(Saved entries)
============

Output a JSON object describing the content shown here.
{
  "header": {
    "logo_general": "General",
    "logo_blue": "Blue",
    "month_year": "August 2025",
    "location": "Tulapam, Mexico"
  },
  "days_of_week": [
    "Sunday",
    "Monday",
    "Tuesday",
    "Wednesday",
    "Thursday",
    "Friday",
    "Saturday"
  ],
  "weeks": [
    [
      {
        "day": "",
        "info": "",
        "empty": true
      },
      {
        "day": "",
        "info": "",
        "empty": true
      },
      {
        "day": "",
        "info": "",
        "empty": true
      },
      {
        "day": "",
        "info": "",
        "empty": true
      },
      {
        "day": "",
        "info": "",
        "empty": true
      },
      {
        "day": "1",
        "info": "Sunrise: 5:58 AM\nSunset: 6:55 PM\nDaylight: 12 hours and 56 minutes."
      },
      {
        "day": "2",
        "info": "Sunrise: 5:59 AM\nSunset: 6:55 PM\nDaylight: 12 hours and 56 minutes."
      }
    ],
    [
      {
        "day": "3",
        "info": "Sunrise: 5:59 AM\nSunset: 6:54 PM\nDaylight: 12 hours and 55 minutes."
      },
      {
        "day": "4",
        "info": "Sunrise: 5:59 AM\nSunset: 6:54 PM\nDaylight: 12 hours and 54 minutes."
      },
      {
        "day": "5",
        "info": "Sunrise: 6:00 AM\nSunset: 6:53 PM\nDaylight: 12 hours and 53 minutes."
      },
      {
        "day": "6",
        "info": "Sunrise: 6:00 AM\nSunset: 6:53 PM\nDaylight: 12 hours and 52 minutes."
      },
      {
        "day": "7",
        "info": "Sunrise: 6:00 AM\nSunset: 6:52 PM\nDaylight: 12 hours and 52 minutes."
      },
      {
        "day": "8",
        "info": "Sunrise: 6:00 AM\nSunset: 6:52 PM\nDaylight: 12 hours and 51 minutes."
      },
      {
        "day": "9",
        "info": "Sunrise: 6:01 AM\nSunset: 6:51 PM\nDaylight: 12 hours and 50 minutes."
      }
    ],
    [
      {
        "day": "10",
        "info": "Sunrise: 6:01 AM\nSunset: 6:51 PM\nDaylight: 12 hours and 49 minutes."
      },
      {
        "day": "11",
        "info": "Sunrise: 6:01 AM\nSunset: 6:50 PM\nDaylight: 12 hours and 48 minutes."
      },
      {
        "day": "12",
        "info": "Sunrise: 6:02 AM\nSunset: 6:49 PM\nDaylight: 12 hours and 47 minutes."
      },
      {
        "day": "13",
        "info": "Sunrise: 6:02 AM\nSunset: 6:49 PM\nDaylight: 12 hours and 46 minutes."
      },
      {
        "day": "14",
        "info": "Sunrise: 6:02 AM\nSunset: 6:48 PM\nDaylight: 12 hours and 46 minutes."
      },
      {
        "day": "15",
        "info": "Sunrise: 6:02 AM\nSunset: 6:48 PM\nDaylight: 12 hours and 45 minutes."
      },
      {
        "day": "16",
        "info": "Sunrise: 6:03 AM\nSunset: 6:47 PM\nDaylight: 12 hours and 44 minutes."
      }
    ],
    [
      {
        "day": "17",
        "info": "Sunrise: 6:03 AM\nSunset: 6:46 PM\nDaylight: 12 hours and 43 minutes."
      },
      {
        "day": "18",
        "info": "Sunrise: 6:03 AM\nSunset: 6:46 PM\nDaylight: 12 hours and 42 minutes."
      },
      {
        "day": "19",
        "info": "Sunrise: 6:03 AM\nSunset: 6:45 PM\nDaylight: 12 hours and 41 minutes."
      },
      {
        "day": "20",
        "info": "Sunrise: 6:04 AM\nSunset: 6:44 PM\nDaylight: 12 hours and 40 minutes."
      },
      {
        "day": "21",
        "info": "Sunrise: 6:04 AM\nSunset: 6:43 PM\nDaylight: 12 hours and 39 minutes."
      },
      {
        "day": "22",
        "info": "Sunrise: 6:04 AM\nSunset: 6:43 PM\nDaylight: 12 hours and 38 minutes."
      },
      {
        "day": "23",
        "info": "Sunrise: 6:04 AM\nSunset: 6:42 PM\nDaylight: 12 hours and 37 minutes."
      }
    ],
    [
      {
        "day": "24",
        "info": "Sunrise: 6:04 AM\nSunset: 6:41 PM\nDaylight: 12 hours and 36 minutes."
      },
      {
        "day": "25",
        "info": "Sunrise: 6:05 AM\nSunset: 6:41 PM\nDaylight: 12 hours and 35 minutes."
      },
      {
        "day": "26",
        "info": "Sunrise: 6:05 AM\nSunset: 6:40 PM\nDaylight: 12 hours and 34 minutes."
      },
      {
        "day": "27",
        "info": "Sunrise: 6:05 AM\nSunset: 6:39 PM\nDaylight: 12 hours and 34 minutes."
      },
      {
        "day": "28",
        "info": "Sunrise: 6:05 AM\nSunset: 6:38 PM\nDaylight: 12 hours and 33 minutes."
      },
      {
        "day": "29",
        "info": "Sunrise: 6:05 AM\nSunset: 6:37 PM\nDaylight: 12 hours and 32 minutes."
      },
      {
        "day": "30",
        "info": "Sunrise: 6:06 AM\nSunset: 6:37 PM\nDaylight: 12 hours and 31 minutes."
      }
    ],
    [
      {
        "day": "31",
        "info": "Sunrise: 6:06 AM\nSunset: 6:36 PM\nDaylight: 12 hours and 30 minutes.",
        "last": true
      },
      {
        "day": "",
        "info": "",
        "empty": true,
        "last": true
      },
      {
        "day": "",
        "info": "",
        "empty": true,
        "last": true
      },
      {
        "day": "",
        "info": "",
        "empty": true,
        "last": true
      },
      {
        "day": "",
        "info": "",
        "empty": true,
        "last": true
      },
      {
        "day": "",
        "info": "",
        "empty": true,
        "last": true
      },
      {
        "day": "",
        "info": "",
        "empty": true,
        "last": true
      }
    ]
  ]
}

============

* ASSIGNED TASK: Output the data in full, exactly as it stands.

* TASK ANSWER:
Output a JSON object describing the content shown here.
{
  "header": {
    "logo_general": "General",
    "logo_blue": "Blue",
    "month_year": "August 2025",
    "location": "Tulapam, Mexico"
  },
  "days_of_week": [
    "Sunday",
    "Monday",
    "Tuesday",
    "Wednesday",
    "Thursday",
    "Friday",
    "Saturday"
  ],
  "weeks": [
    [
      {
        "day": "",
        "info": "",
        "empty": true
      },
      {
        "day": "",
        "info": "",
        "empty": true
      },
      {
        "day": "",
        "info": "",
        "empty": true
      },
      {
        "day": "",
        "info": "",
        "empty": true
      },
      {
        "day": "",
        "info": "",
        "empty": true
      },
      {
        "day": "1",
        "info": "Sunrise: 5:58 AM\nSunset: 6:55 PM\nDaylight: 12 hours and 56 minutes."
      },
      {
        "day": "2",
        "info": "Sunrise: 5:59 AM\nSunset: 6:55 PM\nDaylight: 12 hours and 56 minutes."
      }
    ],
    [
      {
        "day": "3",
        "info": "Sunrise: 5:59 AM\nSunset: 6:54 PM\nDaylight: 12 hours and 55 minutes."
      },
      {
        "day": "4",
        "info": "Sunrise: 5:59 AM\nSunset: 6:54 PM\nDaylight: 12 hours and 54 minutes."
      },
      {
        "day": "5",
        "info": "Sunrise: 6:00 AM\nSunset: 6:53 PM\nDaylight: 12 hours and 53 minutes."
      },
      {
        "day": "6",
        "info": "Sunrise: 6:00 AM\nSunset: 6:53 PM\nDaylight: 12 hours and 52 minutes."
      },
      {
        "day": "7",
        "info": "Sunrise: 6:00 AM\nSunset: 6:52 PM\nDaylight: 12 hours and 52 minutes."
      },
      {
        "day": "8",
        "info": "Sunrise: 6:00 AM\nSunset: 6:52 PM\nDaylight: 12 hours and 51 minutes."
      },
      {
        "day": "9",
        "info": "Sunrise: 6:01 AM\nSunset: 6:51 PM\nDaylight: 12 hours and 50 minutes."
      }
    ],
    [
      {
        "day": "10",
        "info": "Sunrise: 6:01 AM\nSunset: 6:51 PM\nDaylight: 12 hours and 49 minutes."
      },
      {
        "day": "11",
        "info": "Sunrise: 6:01 AM\nSunset: 6:50 PM\nDaylight: 12 hours and 48 minutes."
      },
      {
        "day": "12",
        "info": "Sunrise: 6:02 AM\nSunset: 6:49 PM\nDaylight: 12 hours and 47 minutes."
      },
      {
        "day": "13",
        "info": "Sunrise: 6:02 AM\nSunset: 6:49 PM\nDaylight: 12 hours and 46 minutes."
      },
      {
        "day": "14",
        "info": "Sunrise: 6:02 AM\nSunset: 6:48 PM\nDaylight: 12 hours and 46 minutes."
      },
      {
        "day": "15",
        "info": "Sunrise: 6:02 AM\nSunset: 6:48 PM\nDaylight: 12 hours and 45 minutes."
      },
      {
        "day": "16",
        "info": "Sunrise: 6:03 AM\nSunset: 6:47 PM\nDaylight: 12 hours and 44 minutes."
      }
    ],
    [
      {
        "day": "17",
        "info": "Sunrise: 6:03 AM\nSunset: 6:46 PM\nDaylight: 12 hours and 43 minutes."
      },
      {
        "day": "18",
        "info": "Sunrise: 6:03 AM\nSunset: 6:46 PM\nDaylight: 12 hours and 42 minutes."
      },
      {
        "day": "19",
        "info": "Sunrise: 6:03 AM\nSunset: 6:45 PM\nDaylight: 12 hours and 41 minutes."
      },
      {
        "day": "20",
        "info": "Sunrise: 6:04 AM\nSunset: 6:44 PM\nDaylight: 12 hours and 40 minutes."
      },
      {
        "day": "21",
        "info": "Sunrise: 6:04 AM\nSunset: 6:43 PM\nDaylight: 12 hours and 39 minutes."
      },
      {
        "day": "22",
        "info": "Sunrise: 6:04 AM\nSunset: 6:43 PM\nDaylight: 12 hours and 38 minutes."
      },
      {
        "day": "23",
        "info": "Sunrise: 6:04 AM\nSunset: 6:42 PM\nDaylight: 12 hours and 37 minutes."
      }
    ],
    [
      {
        "day": "24",
        "info": "Sunrise: 6:04 AM\nSunset: 6:41 PM\nDaylight: 12 hours and 36 minutes."
      },
      {
        "day": "25",
        "info": "Sunrise: 6:05 AM\nSunset: 6:41 PM\nDaylight: 12 hours and 35 minutes."
      },
      {
        "day": "26",
        "info": "Sunrise: 6:05 AM\nSunset: 6:40 PM\nDaylight: 12 hours and 34 minutes."
      },
      {
        "day": "27",
        "info": "Sunrise: 6:05 AM\nSunset: 6:39 PM\nDaylight: 12 hours and 34 minutes."
      },
      {
        "day": "28",
        "info": "Sunrise: 6:05 AM\nSunset: 6:38 PM\nDaylight: 12 hours and 33 minutes."
      },
      {
        "day": "29",
        "info": "Sunrise: 6:05 AM\nSunset: 6:37 PM\nDaylight: 12 hours and 32 minutes."
      },
      {
        "day": "30",
        "info": "Sunrise: 6:06 AM\nSunset: 6:37 PM\nDaylight: 12 hours and 31 minutes."
      }
    ],
    [
      {
        "day": "31",
        "info": "Sunrise: 6:06 AM\nSunset: 6:36 PM\nDaylight: 12 hours and 30 minutes.",
        "last": true
      },
      {
        "day": "",
        "info": "",
        "empty": true,
        "last": true
      },
      {
        "day": "",
        "info": "",
        "empty": true,
        "last": true
      },
      {
        "day": "",
        "info": "",
        "empty": true,
        "last": true
      },
      {
        "day": "",
        "info": "",
        "empty": true,
        "last": true
      },
      {
        "day": "",
        "info": "",
        "empty": true,
        "last": true
      },
      {
        "day": "",
        "info": "",
        "empty": true,
        "last": true
      }
    ]
  ]
}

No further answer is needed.